> **INFORMATION PROVIDED**
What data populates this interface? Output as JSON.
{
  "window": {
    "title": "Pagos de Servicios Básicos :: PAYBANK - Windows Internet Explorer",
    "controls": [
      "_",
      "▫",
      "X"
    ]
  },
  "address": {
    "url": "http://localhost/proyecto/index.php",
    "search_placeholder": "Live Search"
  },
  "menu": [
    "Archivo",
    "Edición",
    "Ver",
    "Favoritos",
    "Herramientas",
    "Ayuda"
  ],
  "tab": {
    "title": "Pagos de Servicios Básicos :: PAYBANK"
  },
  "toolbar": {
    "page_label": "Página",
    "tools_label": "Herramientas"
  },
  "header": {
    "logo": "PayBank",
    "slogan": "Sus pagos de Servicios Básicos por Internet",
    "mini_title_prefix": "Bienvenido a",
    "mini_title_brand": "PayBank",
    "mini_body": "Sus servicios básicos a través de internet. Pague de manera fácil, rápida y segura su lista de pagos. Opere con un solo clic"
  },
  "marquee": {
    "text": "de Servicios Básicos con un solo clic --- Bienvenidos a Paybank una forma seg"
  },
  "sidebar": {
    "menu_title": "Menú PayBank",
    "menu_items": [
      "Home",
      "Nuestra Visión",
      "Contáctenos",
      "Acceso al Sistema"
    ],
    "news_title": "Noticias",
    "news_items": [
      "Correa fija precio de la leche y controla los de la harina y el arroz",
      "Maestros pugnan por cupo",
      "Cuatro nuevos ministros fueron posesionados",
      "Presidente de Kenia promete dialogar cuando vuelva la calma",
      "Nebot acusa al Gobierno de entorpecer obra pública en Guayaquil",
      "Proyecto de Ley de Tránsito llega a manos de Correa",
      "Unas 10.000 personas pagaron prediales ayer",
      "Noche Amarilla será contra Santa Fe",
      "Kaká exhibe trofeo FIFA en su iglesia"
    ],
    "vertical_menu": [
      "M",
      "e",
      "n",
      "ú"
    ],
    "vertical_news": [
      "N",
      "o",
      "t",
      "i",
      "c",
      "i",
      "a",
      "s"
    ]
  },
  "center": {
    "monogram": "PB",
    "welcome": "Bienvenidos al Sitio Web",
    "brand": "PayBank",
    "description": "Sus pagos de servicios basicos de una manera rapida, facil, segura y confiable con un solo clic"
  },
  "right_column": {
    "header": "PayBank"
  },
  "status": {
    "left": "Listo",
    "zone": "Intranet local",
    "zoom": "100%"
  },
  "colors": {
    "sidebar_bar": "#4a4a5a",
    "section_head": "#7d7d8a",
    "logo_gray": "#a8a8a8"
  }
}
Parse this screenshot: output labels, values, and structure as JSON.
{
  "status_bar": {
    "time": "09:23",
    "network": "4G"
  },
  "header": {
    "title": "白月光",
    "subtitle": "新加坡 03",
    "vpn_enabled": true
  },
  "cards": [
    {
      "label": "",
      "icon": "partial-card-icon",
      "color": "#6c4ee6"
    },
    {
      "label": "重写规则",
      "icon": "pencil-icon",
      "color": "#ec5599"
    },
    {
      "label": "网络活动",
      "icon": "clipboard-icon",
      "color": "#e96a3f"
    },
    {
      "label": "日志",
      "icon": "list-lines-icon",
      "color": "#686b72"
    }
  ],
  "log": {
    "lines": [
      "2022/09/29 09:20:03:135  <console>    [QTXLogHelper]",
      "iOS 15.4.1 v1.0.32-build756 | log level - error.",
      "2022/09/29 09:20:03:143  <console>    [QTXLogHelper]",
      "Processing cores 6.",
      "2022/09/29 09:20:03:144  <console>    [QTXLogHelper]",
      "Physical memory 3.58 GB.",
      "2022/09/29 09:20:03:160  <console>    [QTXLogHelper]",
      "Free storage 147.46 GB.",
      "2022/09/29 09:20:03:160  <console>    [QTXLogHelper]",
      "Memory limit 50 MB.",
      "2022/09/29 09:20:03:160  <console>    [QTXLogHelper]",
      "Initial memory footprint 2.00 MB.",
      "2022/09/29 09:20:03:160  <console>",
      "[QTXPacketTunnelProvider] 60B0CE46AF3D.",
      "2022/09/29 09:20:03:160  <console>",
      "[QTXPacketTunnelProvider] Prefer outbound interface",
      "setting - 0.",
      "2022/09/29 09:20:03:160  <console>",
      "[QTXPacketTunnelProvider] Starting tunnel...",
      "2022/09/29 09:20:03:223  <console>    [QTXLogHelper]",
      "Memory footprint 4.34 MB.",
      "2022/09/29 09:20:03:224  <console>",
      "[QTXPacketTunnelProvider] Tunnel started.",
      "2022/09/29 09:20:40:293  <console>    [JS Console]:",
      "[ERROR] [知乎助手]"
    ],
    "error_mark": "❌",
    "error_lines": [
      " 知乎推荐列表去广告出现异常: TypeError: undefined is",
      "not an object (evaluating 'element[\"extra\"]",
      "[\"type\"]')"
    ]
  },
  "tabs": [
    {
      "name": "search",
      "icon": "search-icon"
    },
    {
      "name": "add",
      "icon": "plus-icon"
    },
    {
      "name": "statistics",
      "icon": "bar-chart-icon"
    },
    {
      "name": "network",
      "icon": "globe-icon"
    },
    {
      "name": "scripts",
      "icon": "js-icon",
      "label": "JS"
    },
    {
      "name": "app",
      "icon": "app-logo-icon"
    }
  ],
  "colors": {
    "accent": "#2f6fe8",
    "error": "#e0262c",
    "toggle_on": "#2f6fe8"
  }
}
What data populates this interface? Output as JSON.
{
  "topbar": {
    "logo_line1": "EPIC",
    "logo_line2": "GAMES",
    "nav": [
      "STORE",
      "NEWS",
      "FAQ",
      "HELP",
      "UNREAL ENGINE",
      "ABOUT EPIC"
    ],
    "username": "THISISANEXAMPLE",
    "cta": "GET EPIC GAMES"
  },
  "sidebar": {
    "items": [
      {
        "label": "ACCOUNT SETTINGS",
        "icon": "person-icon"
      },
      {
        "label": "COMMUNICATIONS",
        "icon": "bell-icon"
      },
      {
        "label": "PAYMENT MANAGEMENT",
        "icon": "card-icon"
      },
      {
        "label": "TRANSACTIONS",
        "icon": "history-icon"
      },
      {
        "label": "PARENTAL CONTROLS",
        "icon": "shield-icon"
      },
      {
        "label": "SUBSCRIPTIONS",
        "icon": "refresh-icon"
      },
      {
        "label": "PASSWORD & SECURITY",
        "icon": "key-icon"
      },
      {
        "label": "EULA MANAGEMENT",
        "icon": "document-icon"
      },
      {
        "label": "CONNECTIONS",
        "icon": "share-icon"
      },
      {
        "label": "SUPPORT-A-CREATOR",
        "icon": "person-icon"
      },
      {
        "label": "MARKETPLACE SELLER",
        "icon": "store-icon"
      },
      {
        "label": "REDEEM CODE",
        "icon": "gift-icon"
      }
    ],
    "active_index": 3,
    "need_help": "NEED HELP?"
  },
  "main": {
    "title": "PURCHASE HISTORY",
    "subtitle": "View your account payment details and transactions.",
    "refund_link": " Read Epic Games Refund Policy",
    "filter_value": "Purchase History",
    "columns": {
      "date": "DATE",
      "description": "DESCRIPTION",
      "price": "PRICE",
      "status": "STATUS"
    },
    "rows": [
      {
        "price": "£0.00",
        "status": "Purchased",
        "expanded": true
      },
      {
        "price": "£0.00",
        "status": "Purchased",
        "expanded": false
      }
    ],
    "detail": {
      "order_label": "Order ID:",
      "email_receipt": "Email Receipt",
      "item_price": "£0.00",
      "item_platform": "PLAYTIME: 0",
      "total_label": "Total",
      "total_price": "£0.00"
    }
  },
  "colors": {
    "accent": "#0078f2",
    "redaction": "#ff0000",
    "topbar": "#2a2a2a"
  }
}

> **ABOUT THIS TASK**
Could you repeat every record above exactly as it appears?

> **EXERCISE RESULT**
What data populates this interface? Output as JSON.
{
  "window": {
    "title": "Pagos de Servicios Básicos :: PAYBANK - Windows Internet Explorer",
    "controls": [
      "_",
      "▫",
      "X"
    ]
  },
  "address": {
    "url": "http://localhost/proyecto/index.php",
    "search_placeholder": "Live Search"
  },
  "menu": [
    "Archivo",
    "Edición",
    "Ver",
    "Favoritos",
    "Herramientas",
    "Ayuda"
  ],
  "tab": {
    "title": "Pagos de Servicios Básicos :: PAYBANK"
  },
  "toolbar": {
    "page_label": "Página",
    "tools_label": "Herramientas"
  },
  "header": {
    "logo": "PayBank",
    "slogan": "Sus pagos de Servicios Básicos por Internet",
    "mini_title_prefix": "Bienvenido a",
    "mini_title_brand": "PayBank",
    "mini_body": "Sus servicios básicos a través de internet. Pague de manera fácil, rápida y segura su lista de pagos. Opere con un solo clic"
  },
  "marquee": {
    "text": "de Servicios Básicos con un solo clic --- Bienvenidos a Paybank una forma seg"
  },
  "sidebar": {
    "menu_title": "Menú PayBank",
    "menu_items": [
      "Home",
      "Nuestra Visión",
      "Contáctenos",
      "Acceso al Sistema"
    ],
    "news_title": "Noticias",
    "news_items": [
      "Correa fija precio de la leche y controla los de la harina y el arroz",
      "Maestros pugnan por cupo",
      "Cuatro nuevos ministros fueron posesionados",
      "Presidente de Kenia promete dialogar cuando vuelva la calma",
      "Nebot acusa al Gobierno de entorpecer obra pública en Guayaquil",
      "Proyecto de Ley de Tránsito llega a manos de Correa",
      "Unas 10.000 personas pagaron prediales ayer",
      "Noche Amarilla será contra Santa Fe",
      "Kaká exhibe trofeo FIFA en su iglesia"
    ],
    "vertical_menu": [
      "M",
      "e",
      "n",
      "ú"
    ],
    "vertical_news": [
      "N",
      "o",
      "t",
      "i",
      "c",
      "i",
      "a",
      "s"
    ]
  },
  "center": {
    "monogram": "PB",
    "welcome": "Bienvenidos al Sitio Web",
    "brand": "PayBank",
    "description": "Sus pagos de servicios basicos de una manera rapida, facil, segura y confiable con un solo clic"
  },
  "right_column": {
    "header": "PayBank"
  },
  "status": {
    "left": "Listo",
    "zone": "Intranet local",
    "zoom": "100%"
  },
  "colors": {
    "sidebar_bar": "#4a4a5a",
    "section_head": "#7d7d8a",
    "logo_gray": "#a8a8a8"
  }
}
Parse this screenshot: output labels, values, and structure as JSON.
{
  "status_bar": {
    "time": "09:23",
    "network": "4G"
  },
  "header": {
    "title": "白月光",
    "subtitle": "新加坡 03",
    "vpn_enabled": true
  },
  "cards": [
    {
      "label": "",
      "icon": "partial-card-icon",
      "color": "#6c4ee6"
    },
    {
      "label": "重写规则",
      "icon": "pencil-icon",
      "color": "#ec5599"
    },
    {
      "label": "网络活动",
      "icon": "clipboard-icon",
      "color": "#e96a3f"
    },
    {
      "label": "日志",
      "icon": "list-lines-icon",
      "color": "#686b72"
    }
  ],
  "log": {
    "lines": [
      "2022/09/29 09:20:03:135  <console>    [QTXLogHelper]",
      "iOS 15.4.1 v1.0.32-build756 | log level - error.",
      "2022/09/29 09:20:03:143  <console>    [QTXLogHelper]",
      "Processing cores 6.",
      "2022/09/29 09:20:03:144  <console>    [QTXLogHelper]",
      "Physical memory 3.58 GB.",
      "2022/09/29 09:20:03:160  <console>    [QTXLogHelper]",
      "Free storage 147.46 GB.",
      "2022/09/29 09:20:03:160  <console>    [QTXLogHelper]",
      "Memory limit 50 MB.",
      "2022/09/29 09:20:03:160  <console>    [QTXLogHelper]",
      "Initial memory footprint 2.00 MB.",
      "2022/09/29 09:20:03:160  <console>",
      "[QTXPacketTunnelProvider] 60B0CE46AF3D.",
      "2022/09/29 09:20:03:160  <console>",
      "[QTXPacketTunnelProvider] Prefer outbound interface",
      "setting - 0.",
      "2022/09/29 09:20:03:160  <console>",
      "[QTXPacketTunnelProvider] Starting tunnel...",
      "2022/09/29 09:20:03:223  <console>    [QTXLogHelper]",
      "Memory footprint 4.34 MB.",
      "2022/09/29 09:20:03:224  <console>",
      "[QTXPacketTunnelProvider] Tunnel started.",
      "2022/09/29 09:20:40:293  <console>    [JS Console]:",
      "[ERROR] [知乎助手]"
    ],
    "error_mark": "❌",
    "error_lines": [
      " 知乎推荐列表去广告出现异常: TypeError: undefined is",
      "not an object (evaluating 'element[\"extra\"]",
      "[\"type\"]')"
    ]
  },
  "tabs": [
    {
      "name": "search",
      "icon": "search-icon"
    },
    {
      "name": "add",
      "icon": "plus-icon"
    },
    {
      "name": "statistics",
      "icon": "bar-chart-icon"
    },
    {
      "name": "network",
      "icon": "globe-icon"
    },
    {
      "name": "scripts",
      "icon": "js-icon",
      "label": "JS"
    },
    {
      "name": "app",
      "icon": "app-logo-icon"
    }
  ],
  "colors": {
    "accent": "#2f6fe8",
    "error": "#e0262c",
    "toggle_on": "#2f6fe8"
  }
}
What data populates this interface? Output as JSON.
{
  "topbar": {
    "logo_line1": "EPIC",
    "logo_line2": "GAMES",
    "nav": [
      "STORE",
      "NEWS",
      "FAQ",
      "HELP",
      "UNREAL ENGINE",
      "ABOUT EPIC"
    ],
    "username": "THISISANEXAMPLE",
    "cta": "GET EPIC GAMES"
  },
  "sidebar": {
    "items": [
      {
        "label": "ACCOUNT SETTINGS",
        "icon": "person-icon"
      },
      {
        "label": "COMMUNICATIONS",
        "icon": "bell-icon"
      },
      {
        "label": "PAYMENT MANAGEMENT",
        "icon": "card-icon"
      },
      {
        "label": "TRANSACTIONS",
        "icon": "history-icon"
      },
      {
        "label": "PARENTAL CONTROLS",
        "icon": "shield-icon"
      },
      {
        "label": "SUBSCRIPTIONS",
        "icon": "refresh-icon"
      },
      {
        "label": "PASSWORD & SECURITY",
        "icon": "key-icon"
      },
      {
        "label": "EULA MANAGEMENT",
        "icon": "document-icon"
      },
      {
        "label": "CONNECTIONS",
        "icon": "share-icon"
      },
      {
        "label": "SUPPORT-A-CREATOR",
        "icon": "person-icon"
      },
      {
        "label": "MARKETPLACE SELLER",
        "icon": "store-icon"
      },
      {
        "label": "REDEEM CODE",
        "icon": "gift-icon"
      }
    ],
    "active_index": 3,
    "need_help": "NEED HELP?"
  },
  "main": {
    "title": "PURCHASE HISTORY",
    "subtitle": "View your account payment details and transactions.",
    "refund_link": " Read Epic Games Refund Policy",
    "filter_value": "Purchase History",
    "columns": {
      "date": "DATE",
      "description": "DESCRIPTION",
      "price": "PRICE",
      "status": "STATUS"
    },
    "rows": [
      {
        "price": "£0.00",
        "status": "Purchased",
        "expanded": true
      },
      {
        "price": "£0.00",
        "status": "Purchased",
        "expanded": false
      }
    ],
    "detail": {
      "order_label": "Order ID:",
      "email_receipt": "Email Receipt",
      "item_price": "£0.00",
      "item_platform": "PLAYTIME: 0",
      "total_label": "Total",
      "total_price": "£0.00"
    }
  },
  "colors": {
    "accent": "#0078f2",
    "redaction": "#ff0000",
    "topbar": "#2a2a2a"
  }
}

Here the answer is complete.